Performance often dipped as well, especially in Act 3, when there was so much more going on around me than in previous acts. On devices like the ASUS ROG Ally and Steam Deck, locking the framerate to 30 fps helped smooth out the experience, though it didn't solve all the dips. While PlayStation 5 has only had its version out for a few days, Larian's cross-save made it possible to check out a late game file in time for this review, and it's rough in the city proper.  Patches will likely smooth out this performance over time, but it's worth noting if you're jumping into the RPG on console for the first time.

Lens Journalist Baldur's Gate 3

FSR and DLSS help smooth out framerates on PC, though, and having both options is such a nice thing, especially since so many PC ports recently only ship with one of them in the box. FSR 2 is supposed to be coming at some point in the future, further boosting image quality with AMD's offering, and the inclusion of DLAA for Nvidia users as an option instead of relying on purely DLSS if your hardware is up to the task is definitely appreciated.

At the end of the day, while it's not perfect, it's a marvel at how few issues I had in my entire playthrough, especially considering the sheer weight of the game itself. Nothing was ever game-breaking, and even some of the more boneheaded issues could be resolved with a quick reload of the save file.

A New Benchmark

As I said before, Baldur’s Gate 3 is a modern masterpiece. It’s as deep as it is wide, complex but never more than it needs to be, never feeling as though it will crumble under the sheer weight of its own possibilities. It allows for a freedom that games promise, but very few realize in their runtimes, yet BG3 pulls it off effortlessly. Every action, every decision culminates in its final conclusion in a way that is satisfying to watch unfold, as well as experience along the journey.

It feels like Larian Studios at the height of their powers, each of their previous games simply proof of concepts for what would eventually become Baldur’s Gate 3. Wizards of the Coast could not have picked a better studio to pick up the mantle of the Baldur’s Gate franchise.

As a result, it feels like we’re at a landmark moment in computer RPGs - a point in time where we will define things as “before BG3” and “after BG3.” It's all I can think about since rolling credits on the RPG. I want to see the story play out differently and explore just how much my decisions can affect the world around me. I’m curious to see the stories I missed entirely, especially the ones I didn’t know were there.

There’s just so much in Baldur’s Gate 3 that I feel like I’ll spend years exploring it, finding something new each time. It's one of the truly robust RPGs that merits multiple playthroughs if that's your thing.  It’s been a while since I reviewed a game that truly made me excited to play it again, especially after it has dominated my life for the last month. But that is the allure of the world and Baldur’s Gate 3 characters. I want to interact with the ones I barely scratched the surface of this time around. 

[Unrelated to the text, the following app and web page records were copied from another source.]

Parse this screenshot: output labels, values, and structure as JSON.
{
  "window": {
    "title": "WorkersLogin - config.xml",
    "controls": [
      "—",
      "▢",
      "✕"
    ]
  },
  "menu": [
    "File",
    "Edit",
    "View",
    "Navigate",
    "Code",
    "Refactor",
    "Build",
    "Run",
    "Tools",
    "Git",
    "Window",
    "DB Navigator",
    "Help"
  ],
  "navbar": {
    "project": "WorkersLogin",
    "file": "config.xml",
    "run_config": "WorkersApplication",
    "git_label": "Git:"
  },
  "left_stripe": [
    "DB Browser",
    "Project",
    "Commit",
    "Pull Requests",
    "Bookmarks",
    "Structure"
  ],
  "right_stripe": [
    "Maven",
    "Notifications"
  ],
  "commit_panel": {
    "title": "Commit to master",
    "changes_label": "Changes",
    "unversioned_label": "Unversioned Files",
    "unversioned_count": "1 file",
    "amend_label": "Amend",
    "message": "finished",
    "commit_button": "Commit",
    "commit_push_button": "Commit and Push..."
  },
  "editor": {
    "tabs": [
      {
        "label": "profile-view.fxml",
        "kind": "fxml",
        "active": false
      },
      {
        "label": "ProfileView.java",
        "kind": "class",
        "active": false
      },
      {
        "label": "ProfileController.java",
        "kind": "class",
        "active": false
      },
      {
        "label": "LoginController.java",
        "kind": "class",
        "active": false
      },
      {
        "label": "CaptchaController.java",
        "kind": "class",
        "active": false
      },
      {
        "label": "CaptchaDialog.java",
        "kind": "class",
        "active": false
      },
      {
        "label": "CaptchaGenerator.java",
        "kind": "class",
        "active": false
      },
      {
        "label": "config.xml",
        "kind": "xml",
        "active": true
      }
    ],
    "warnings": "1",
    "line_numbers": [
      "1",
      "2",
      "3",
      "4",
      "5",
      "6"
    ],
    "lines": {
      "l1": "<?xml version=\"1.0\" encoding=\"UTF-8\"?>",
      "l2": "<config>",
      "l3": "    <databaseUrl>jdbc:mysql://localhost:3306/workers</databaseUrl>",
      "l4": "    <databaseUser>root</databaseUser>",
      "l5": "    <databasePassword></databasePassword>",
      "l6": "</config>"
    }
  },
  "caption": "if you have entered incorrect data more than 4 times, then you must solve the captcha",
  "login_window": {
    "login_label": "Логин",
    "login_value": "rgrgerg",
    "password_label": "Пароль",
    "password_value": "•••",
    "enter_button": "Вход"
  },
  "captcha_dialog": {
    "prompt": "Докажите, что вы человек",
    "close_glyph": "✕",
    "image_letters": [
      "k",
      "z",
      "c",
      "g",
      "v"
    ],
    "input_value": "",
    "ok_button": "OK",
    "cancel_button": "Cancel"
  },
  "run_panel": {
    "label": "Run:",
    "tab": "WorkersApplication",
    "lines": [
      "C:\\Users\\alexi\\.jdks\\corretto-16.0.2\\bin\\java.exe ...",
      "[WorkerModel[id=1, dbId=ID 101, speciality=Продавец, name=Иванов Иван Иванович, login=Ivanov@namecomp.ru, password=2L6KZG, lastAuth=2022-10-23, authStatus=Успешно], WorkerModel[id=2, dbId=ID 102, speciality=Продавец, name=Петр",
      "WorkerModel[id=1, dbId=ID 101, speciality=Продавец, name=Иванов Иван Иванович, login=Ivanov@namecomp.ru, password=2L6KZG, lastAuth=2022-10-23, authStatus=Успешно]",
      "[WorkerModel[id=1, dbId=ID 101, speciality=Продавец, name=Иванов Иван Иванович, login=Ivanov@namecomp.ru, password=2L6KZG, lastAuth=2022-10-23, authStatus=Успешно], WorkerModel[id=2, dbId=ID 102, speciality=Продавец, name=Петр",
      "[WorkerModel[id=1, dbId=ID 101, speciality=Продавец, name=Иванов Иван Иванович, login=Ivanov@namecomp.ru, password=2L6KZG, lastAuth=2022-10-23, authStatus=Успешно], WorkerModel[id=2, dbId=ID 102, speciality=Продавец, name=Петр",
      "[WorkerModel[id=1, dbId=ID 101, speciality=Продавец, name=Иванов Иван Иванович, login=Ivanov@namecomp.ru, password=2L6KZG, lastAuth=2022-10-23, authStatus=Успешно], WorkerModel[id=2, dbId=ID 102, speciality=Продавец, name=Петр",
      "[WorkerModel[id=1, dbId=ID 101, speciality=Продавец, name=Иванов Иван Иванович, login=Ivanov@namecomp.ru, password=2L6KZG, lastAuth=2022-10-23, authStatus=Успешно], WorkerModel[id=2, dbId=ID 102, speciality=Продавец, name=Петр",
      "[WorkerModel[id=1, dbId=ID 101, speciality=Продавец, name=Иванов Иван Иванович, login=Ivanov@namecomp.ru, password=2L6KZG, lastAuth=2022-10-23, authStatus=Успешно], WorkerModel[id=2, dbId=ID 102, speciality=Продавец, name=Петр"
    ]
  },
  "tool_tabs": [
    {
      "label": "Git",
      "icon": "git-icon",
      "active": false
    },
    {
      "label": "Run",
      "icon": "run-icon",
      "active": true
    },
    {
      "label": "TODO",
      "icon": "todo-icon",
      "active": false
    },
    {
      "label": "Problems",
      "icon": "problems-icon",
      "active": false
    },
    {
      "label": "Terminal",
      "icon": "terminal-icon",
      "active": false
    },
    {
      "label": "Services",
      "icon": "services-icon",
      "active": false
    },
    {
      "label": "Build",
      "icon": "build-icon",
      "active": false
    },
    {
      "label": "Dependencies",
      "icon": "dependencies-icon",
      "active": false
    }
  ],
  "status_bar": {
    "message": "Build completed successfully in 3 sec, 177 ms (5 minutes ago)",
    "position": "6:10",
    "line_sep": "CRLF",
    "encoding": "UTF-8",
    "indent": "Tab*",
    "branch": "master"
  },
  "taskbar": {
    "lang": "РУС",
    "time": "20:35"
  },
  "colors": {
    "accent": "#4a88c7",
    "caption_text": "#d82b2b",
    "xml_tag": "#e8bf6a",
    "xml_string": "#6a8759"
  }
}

Throughout the entirety of my runtime, I felt transported, compelled to help find a way to save myself and the companions I had grown to love over time. And it’s a world I don’t want to leave, at least not yet. Baldur’s Gate 3 is, simply put, the greatest RPG I’ve ever played.

Now, to watch it all burn - maybe an Evil Oathbreaker playthrough this time around? As a Drow, of course.

Full Disclosure: A copy of this game was provided for the purposes of this review. Reviewed on PC.

10.0 Masterpiece
  • Incredible player freedom and flexibility
  • Best realized adaptation of 5E in video games
  • Spectacular writing and world building
  • Characters themselves are some of the best in RPGs to date
  • Expertly crafted dungeons make each encounter feel unique and challenging
  • Performance and cutscene issues in act 3, especially on PS5


Joseph Bradford

Joseph has been writing or podcasting about games in some form since about 2012. Having written for multiple major outlets such as IGN, Playboy, and more, Joseph started writing for MMORPG in 2015. When he's not writing or talking about games, you can typically find him hanging out with his 10-year old or playing Magic: The Gathering with his family. Also, don't get him started on why Balrogs *don't* have wings. You can find him on Twitter @LotrLore